In our study through the Lord’s Prayer we now come to the last part of the last request, which is “. . . deliver us from evil” (Matthew 6:13). What are we being taught to pray here? What does it mean for us to ask our heavenly Father to “deliver us from evil”?
First (as always), we need to keep the context in view. This request is very closely-related to what precedes it. In the previous requests the Lord Jesus has just taught us to ask for forgiveness (v.12), and for grace to avoid temptation in the first place, so as to not keep on sinning in the same ways (v.13a); now he teaches us to ask for deliverance from evil (v.13b). There is a clear progression of thought in these verses.
Sometimes we set ourselves up by not avoiding the occasion to temptation and sin. We allow ourselves to go to places or spend time with certain people that we know full well will give us cause to stumble. And yet we often fail to avoid those things. Many times that is our first mistake, isn’t it? We’ve all been there at one time or another, no doubt. Have you ever heard the saying, “Bad company corrupts good morals”? (It is based on 1 Corinthians 15:33.) Is there a place or a person(s) that you know that you need to avoid for this reason? It is not without reason that we are taught to pray not to be led into temptation.

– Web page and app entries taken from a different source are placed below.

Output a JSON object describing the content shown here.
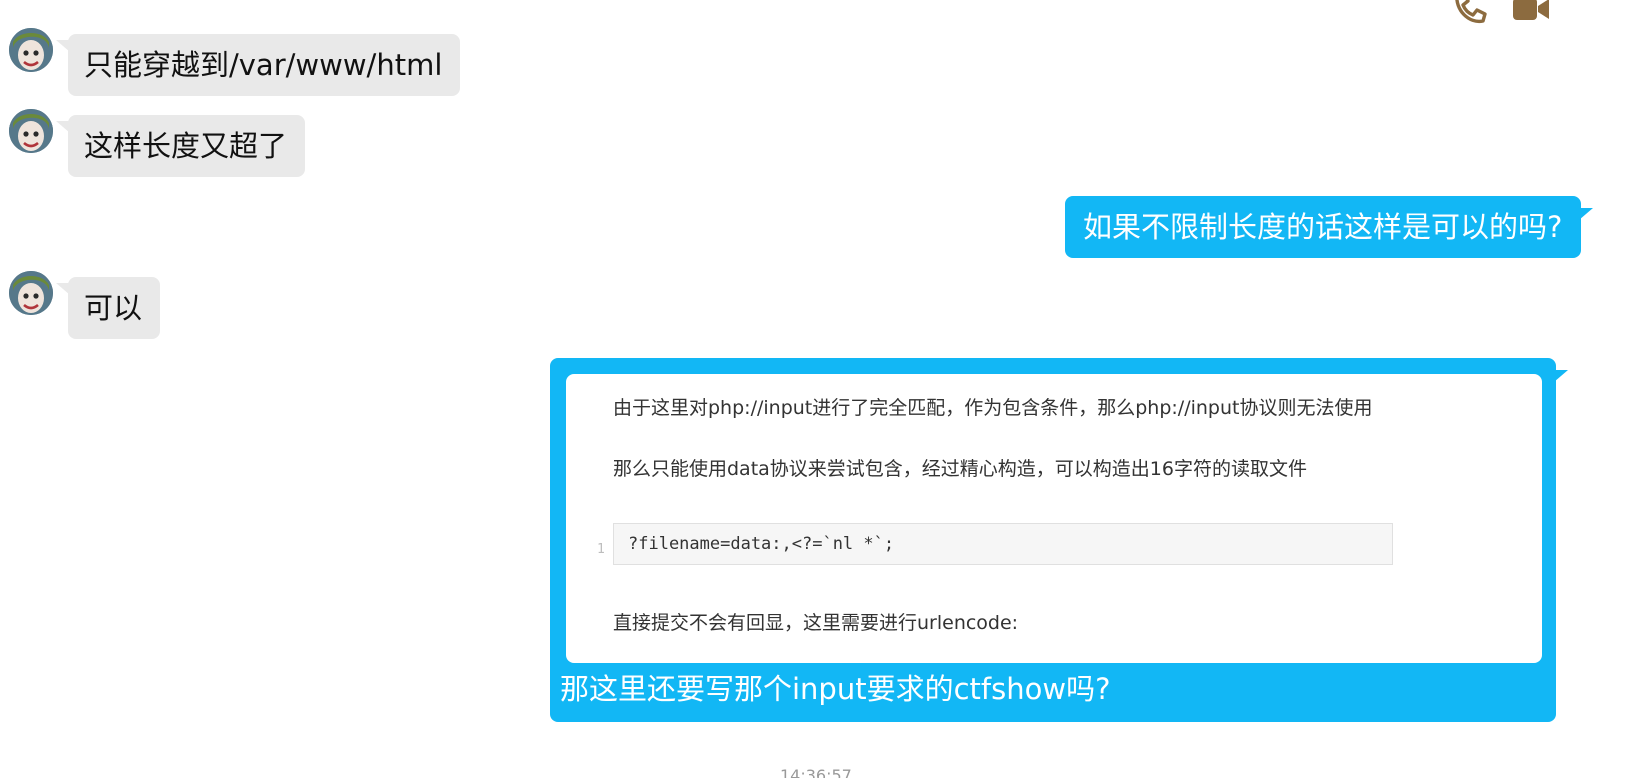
{
  "header": {
    "voice_call_icon": "phone-icon",
    "video_call_icon": "video-camera-icon",
    "icon_color": "#8c6b3f"
  },
  "colors": {
    "incoming_bubble": "#e9e9e9",
    "outgoing_bubble": "#12b7f5"
  },
  "messages": [
    {
      "direction": "incoming",
      "text": "只能穿越到/var/www/html"
    },
    {
      "direction": "incoming",
      "text": "这样长度又超了"
    },
    {
      "direction": "outgoing",
      "text": "如果不限制长度的话这样是可以的吗?"
    },
    {
      "direction": "incoming",
      "text": "可以"
    },
    {
      "direction": "outgoing",
      "quote": {
        "line1": "由于这里对php://input进行了完全匹配，作为包含条件，那么php://input协议则无法使用",
        "line2": "那么只能使用data协议来尝试包含，经过精心构造，可以构造出16字符的读取文件",
        "code_line_number": "1",
        "code": "?filename=data:,<?=`nl *`;",
        "line3": "直接提交不会有回显，这里需要进行urlencode:"
      },
      "text": "那这里还要写那个input要求的ctfshow吗?"
    }
  ],
  "timestamp": "14:36:57"
}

But sometimes there is just no getting around temptation. Have you ever been there? Have you ever found yourself staring temptation right in the face, even if through no fault of your own? What are you to do then? Here’s an idea: pray. It is right here toward the end of the Lord’s prayer. We must pray to be delivered from evil. The Westminster Shorter Catechism puts it this way:

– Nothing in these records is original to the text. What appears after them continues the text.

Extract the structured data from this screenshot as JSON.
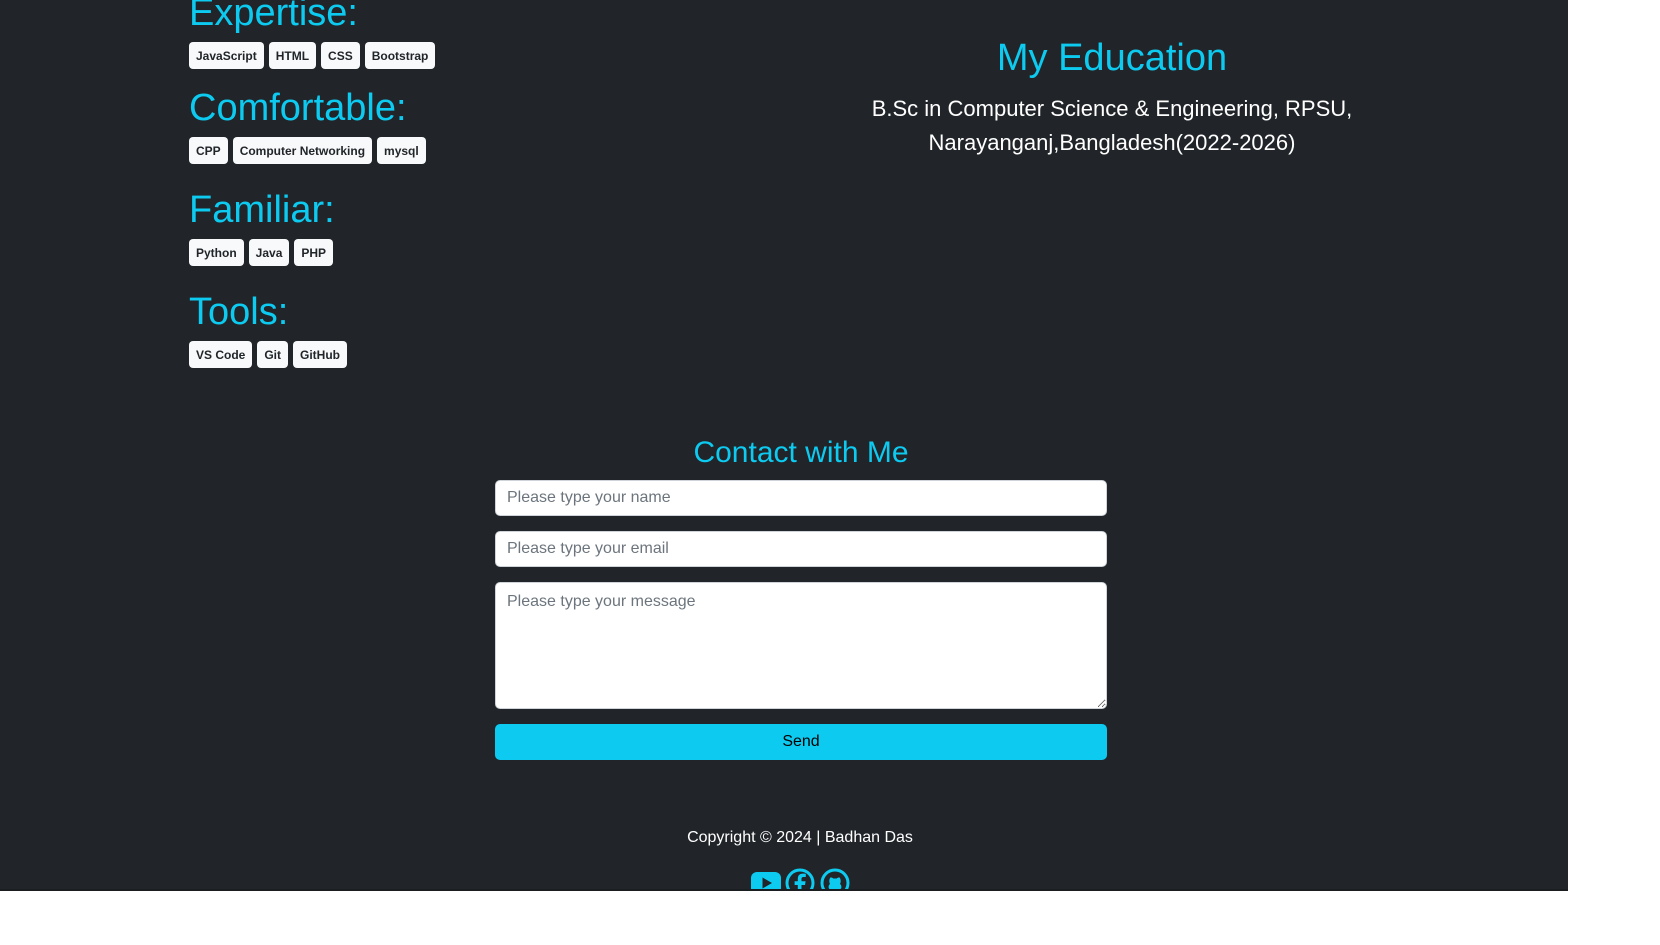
{
  "skills": {
    "expertise": {
      "heading": "Expertise:",
      "badges": [
        "JavaScript",
        "HTML",
        "CSS",
        "Bootstrap"
      ]
    },
    "comfortable": {
      "heading": "Comfortable:",
      "badges": [
        "CPP",
        "Computer Networking",
        "mysql"
      ]
    },
    "familiar": {
      "heading": "Familiar:",
      "badges": [
        "Python",
        "Java",
        "PHP"
      ]
    },
    "tools": {
      "heading": "Tools:",
      "badges": [
        "VS Code",
        "Git",
        "GitHub"
      ]
    }
  },
  "education": {
    "title": "My Education",
    "line1": "B.Sc in Computer Science & Engineering, RPSU,",
    "line2": "Narayanganj,Bangladesh(2022-2026)"
  },
  "contact": {
    "title": "Contact with Me",
    "name_placeholder": "Please type your name",
    "email_placeholder": "Please type your email",
    "message_placeholder": "Please type your message",
    "send_label": "Send"
  },
  "footer": {
    "copyright": "Copyright © 2024 | Badhan Das",
    "social_icons": [
      "youtube-icon",
      "facebook-icon",
      "github-icon"
    ]
  },
  "colors": {
    "background": "#212529",
    "accent": "#0dcaf0",
    "badge_bg": "#f8f9fa",
    "text": "#ffffff"
  }
}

“Q.106. What do we pray for in the sixth petition? A. In the sixth petition, which is, And lead us not into temptation, but deliver us from evil, we pray that God would either keep us from being tempted to sin, or support and deliver us when we are tempted.”

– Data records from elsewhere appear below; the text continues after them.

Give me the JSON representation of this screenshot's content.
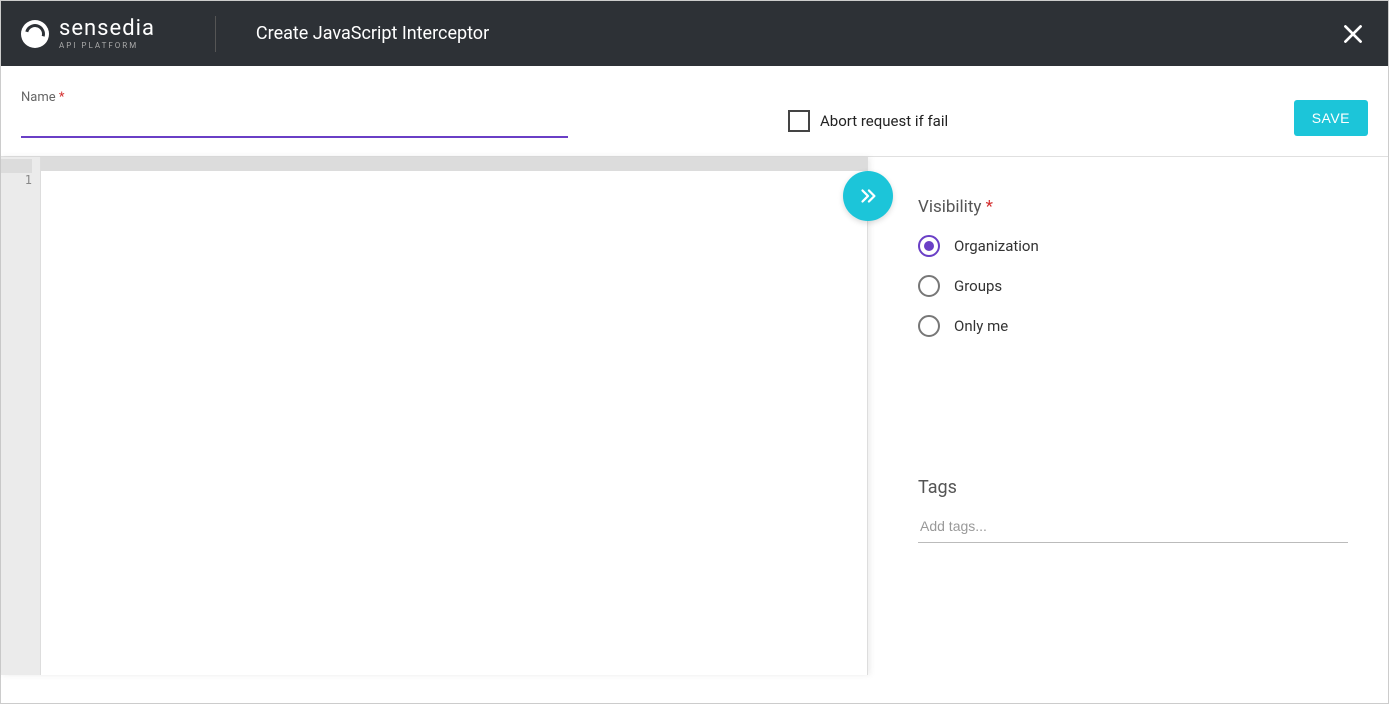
{
  "header": {
    "brand_name": "sensedia",
    "brand_subtitle": "API PLATFORM",
    "page_title": "Create JavaScript Interceptor"
  },
  "form": {
    "name_label": "Name",
    "name_value": "",
    "abort_label": "Abort request if fail",
    "abort_checked": false,
    "save_label": "SAVE"
  },
  "editor": {
    "line_numbers": [
      "1"
    ]
  },
  "visibility": {
    "label": "Visibility",
    "options": [
      {
        "label": "Organization",
        "selected": true
      },
      {
        "label": "Groups",
        "selected": false
      },
      {
        "label": "Only me",
        "selected": false
      }
    ]
  },
  "tags": {
    "title": "Tags",
    "placeholder": "Add tags..."
  }
}
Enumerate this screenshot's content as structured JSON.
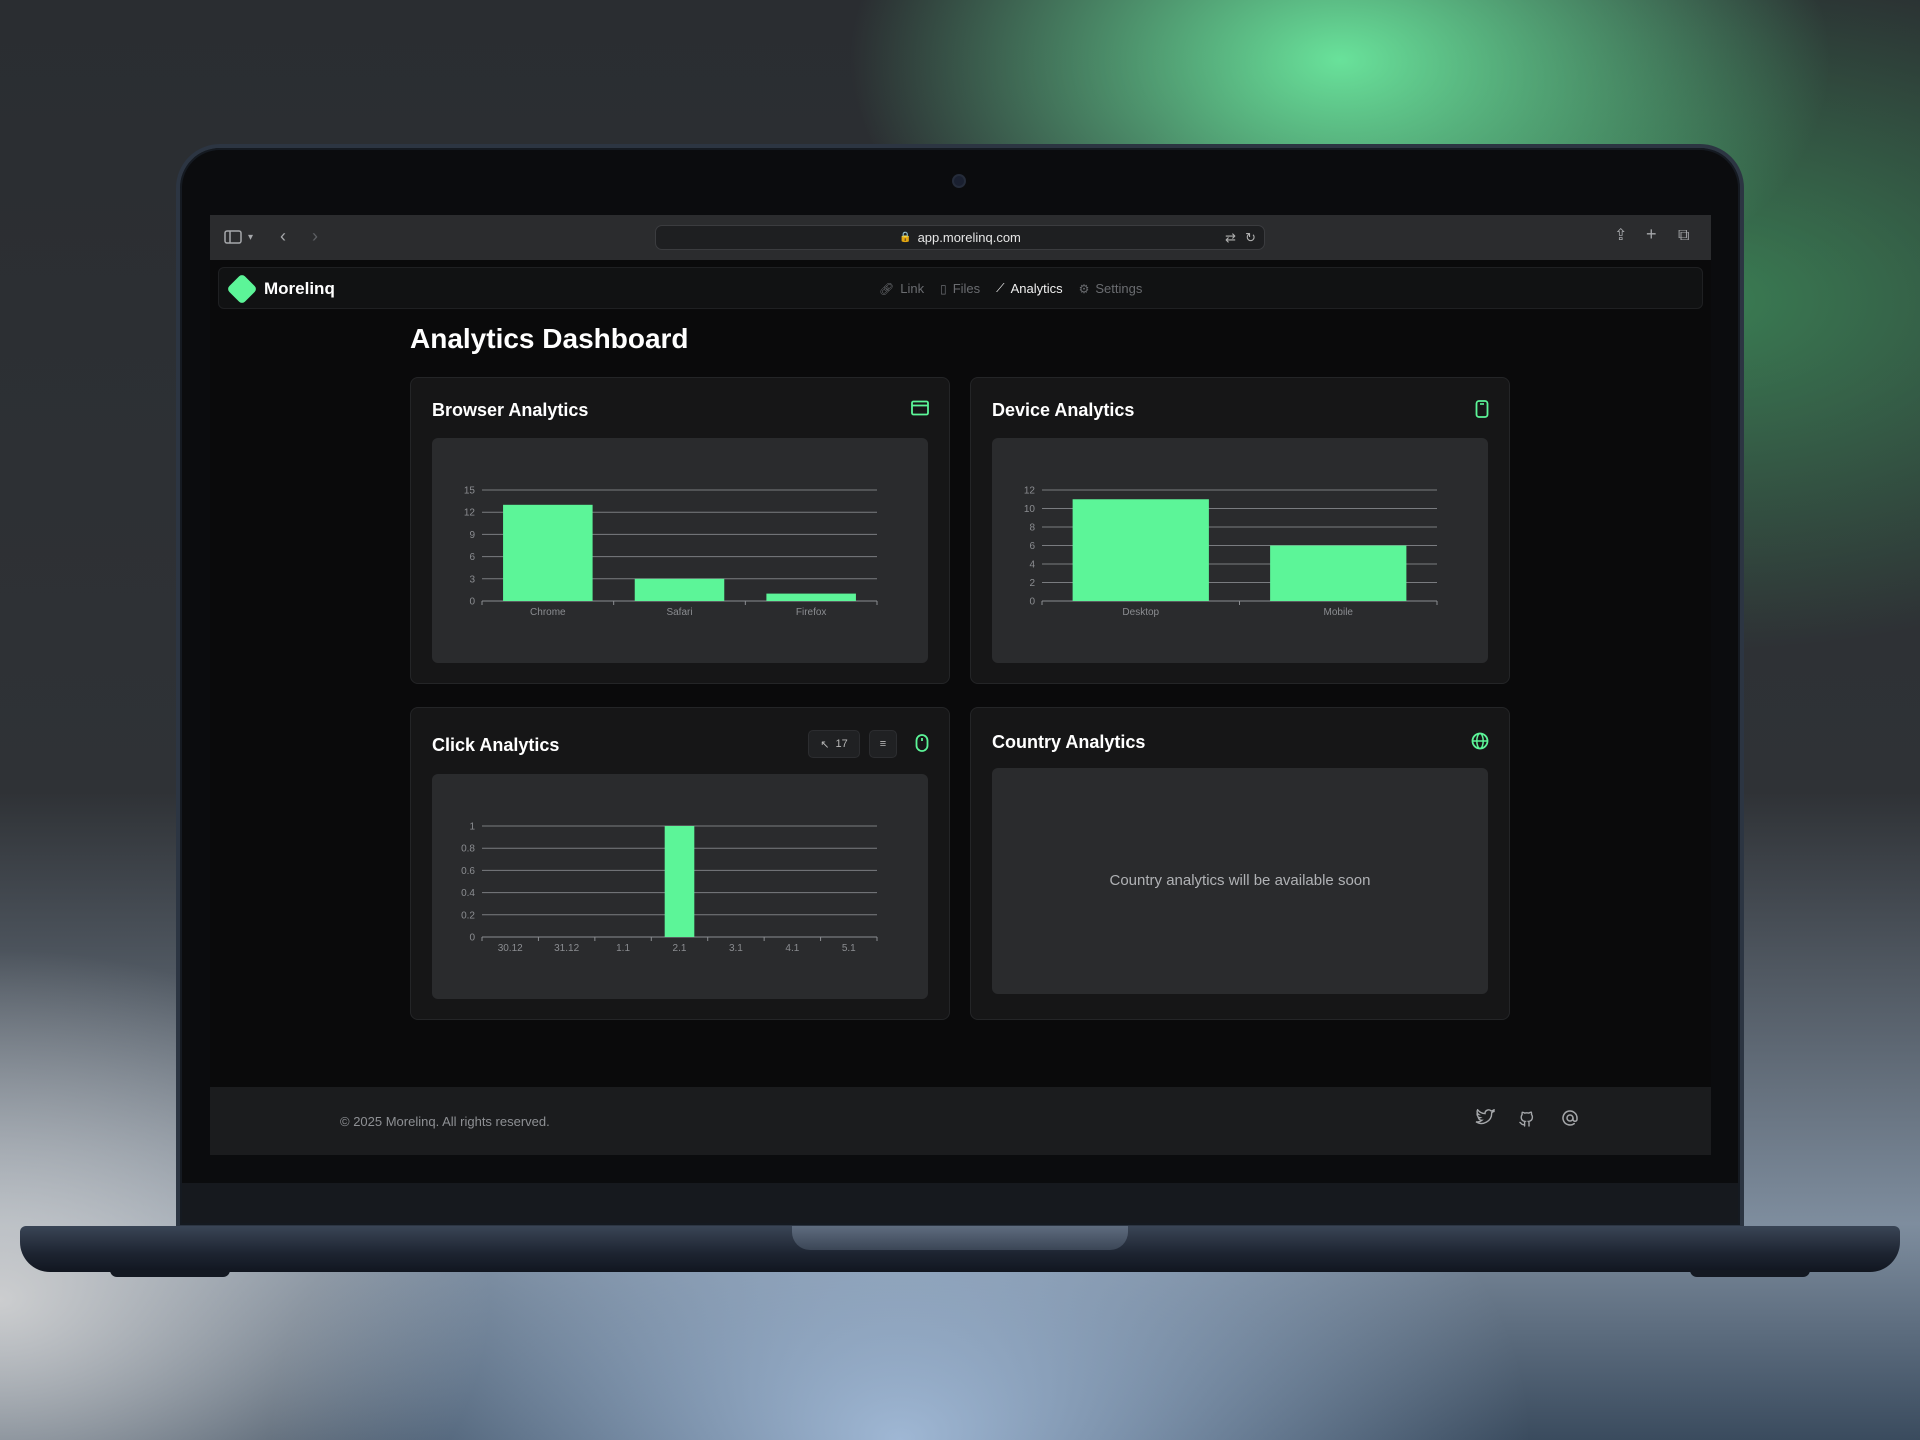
{
  "browser": {
    "url": "app.morelinq.com",
    "icons": [
      "sidebar-icon",
      "chevron-down-icon",
      "back-icon",
      "forward-icon",
      "translate-icon",
      "reload-icon",
      "share-icon",
      "plus-icon",
      "tabs-icon"
    ]
  },
  "app": {
    "brand": "Morelinq",
    "nav": [
      {
        "label": "Link",
        "icon": "link-icon",
        "active": false
      },
      {
        "label": "Files",
        "icon": "file-icon",
        "active": false
      },
      {
        "label": "Analytics",
        "icon": "chart-icon",
        "active": true
      },
      {
        "label": "Settings",
        "icon": "gear-icon",
        "active": false
      }
    ],
    "accent": "#5cf598"
  },
  "page": {
    "title": "Analytics Dashboard"
  },
  "cards": {
    "browser": {
      "title": "Browser Analytics",
      "icon": "browser-window-icon"
    },
    "device": {
      "title": "Device Analytics",
      "icon": "phone-icon"
    },
    "click": {
      "title": "Click Analytics",
      "icon": "mouse-icon",
      "click_count": "17",
      "filter_icon": "filter-icon"
    },
    "country": {
      "title": "Country Analytics",
      "icon": "globe-icon",
      "message": "Country analytics will be available soon"
    }
  },
  "chart_data": [
    {
      "type": "bar",
      "categories": [
        "Chrome",
        "Safari",
        "Firefox"
      ],
      "values": [
        13,
        3,
        1
      ],
      "yticks": [
        "0",
        "3",
        "6",
        "9",
        "12",
        "15"
      ],
      "ylim": [
        0,
        15
      ],
      "grid": true,
      "color": "#5cf598"
    },
    {
      "type": "bar",
      "categories": [
        "Desktop",
        "Mobile"
      ],
      "values": [
        11,
        6
      ],
      "yticks": [
        "0",
        "2",
        "4",
        "6",
        "8",
        "10",
        "12"
      ],
      "ylim": [
        0,
        12
      ],
      "grid": true,
      "color": "#5cf598"
    },
    {
      "type": "bar",
      "categories": [
        "30.12",
        "31.12",
        "1.1",
        "2.1",
        "3.1",
        "4.1",
        "5.1"
      ],
      "values": [
        0,
        0,
        0,
        1,
        0,
        0,
        0
      ],
      "yticks": [
        "0",
        "0.2",
        "0.4",
        "0.6",
        "0.8",
        "1"
      ],
      "ylim": [
        0,
        1
      ],
      "grid": true,
      "color": "#5cf598"
    }
  ],
  "footer": {
    "copyright": "© 2025 Morelinq. All rights reserved.",
    "social": [
      "twitter-icon",
      "github-icon",
      "at-icon"
    ]
  }
}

We need to pray for the Lord’s support and deliverance when we are tempted. We should not just think of “evil” as consisting in things such as suffering or even Satan himself (although it certainly includes those things), but also our own propensity and inclination toward sin. We are to “watch and pray” lest we enter into temptation (Mark 14:38), but when we do enter into temptation, we need to pray for God’s help and deliverance.
And none of us are sufficient for these things on our own. Which is why this request is in the first person plural (as are the others before it in v.11-13). We must pray that the Lord would deliver “us” (not just “me”) from evil. Do you pray for your brothers and sisters in the Lord this way? May the Lord’s prayer teach us to pray not just for ourselves, but others as well, to be delivered from evil.